**Problem**
Set out the records below again exactly; skip the images.

**Records shown**
↓↓↓

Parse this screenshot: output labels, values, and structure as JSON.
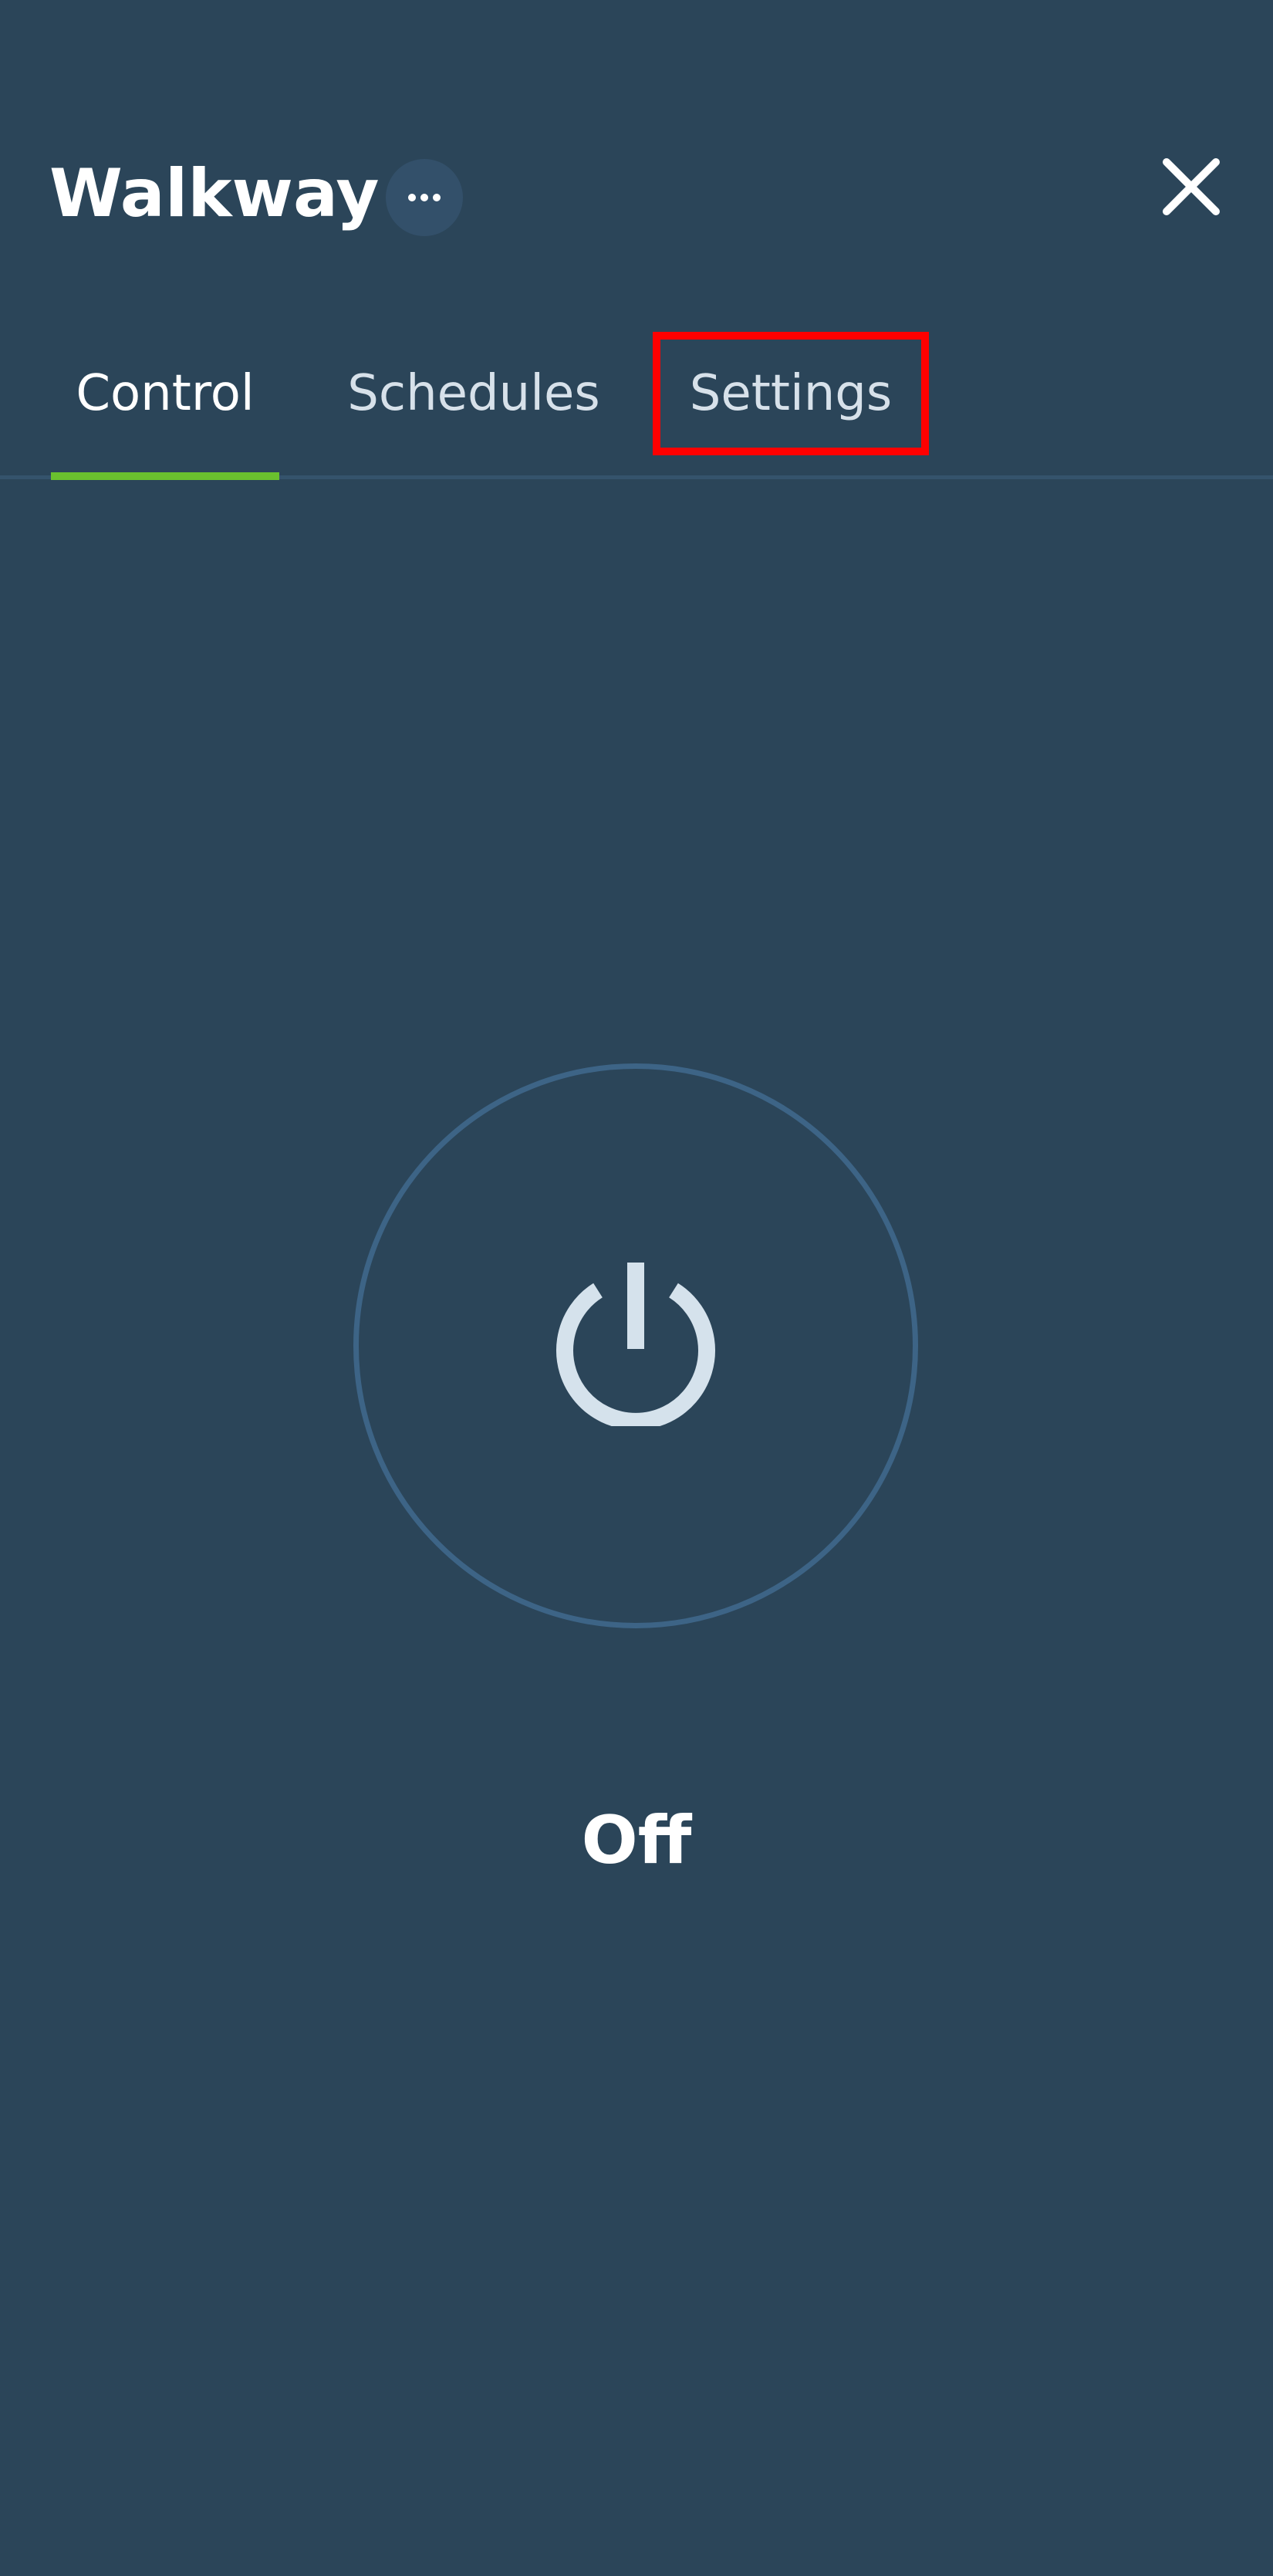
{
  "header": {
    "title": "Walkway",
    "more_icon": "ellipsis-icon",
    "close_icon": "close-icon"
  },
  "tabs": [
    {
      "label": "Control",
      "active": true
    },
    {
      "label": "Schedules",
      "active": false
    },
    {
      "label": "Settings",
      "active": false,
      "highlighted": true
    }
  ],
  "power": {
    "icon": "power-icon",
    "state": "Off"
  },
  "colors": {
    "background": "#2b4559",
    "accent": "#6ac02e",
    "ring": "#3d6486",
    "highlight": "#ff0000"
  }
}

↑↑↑

**Exercise result**
Parse this screenshot: output labels, values, and structure as JSON.
{
  "header": {
    "title": "Walkway",
    "more_icon": "ellipsis-icon",
    "close_icon": "close-icon"
  },
  "tabs": [
    {
      "label": "Control",
      "active": true
    },
    {
      "label": "Schedules",
      "active": false
    },
    {
      "label": "Settings",
      "active": false,
      "highlighted": true
    }
  ],
  "power": {
    "icon": "power-icon",
    "state": "Off"
  },
  "colors": {
    "background": "#2b4559",
    "accent": "#6ac02e",
    "ring": "#3d6486",
    "highlight": "#ff0000"
  }
}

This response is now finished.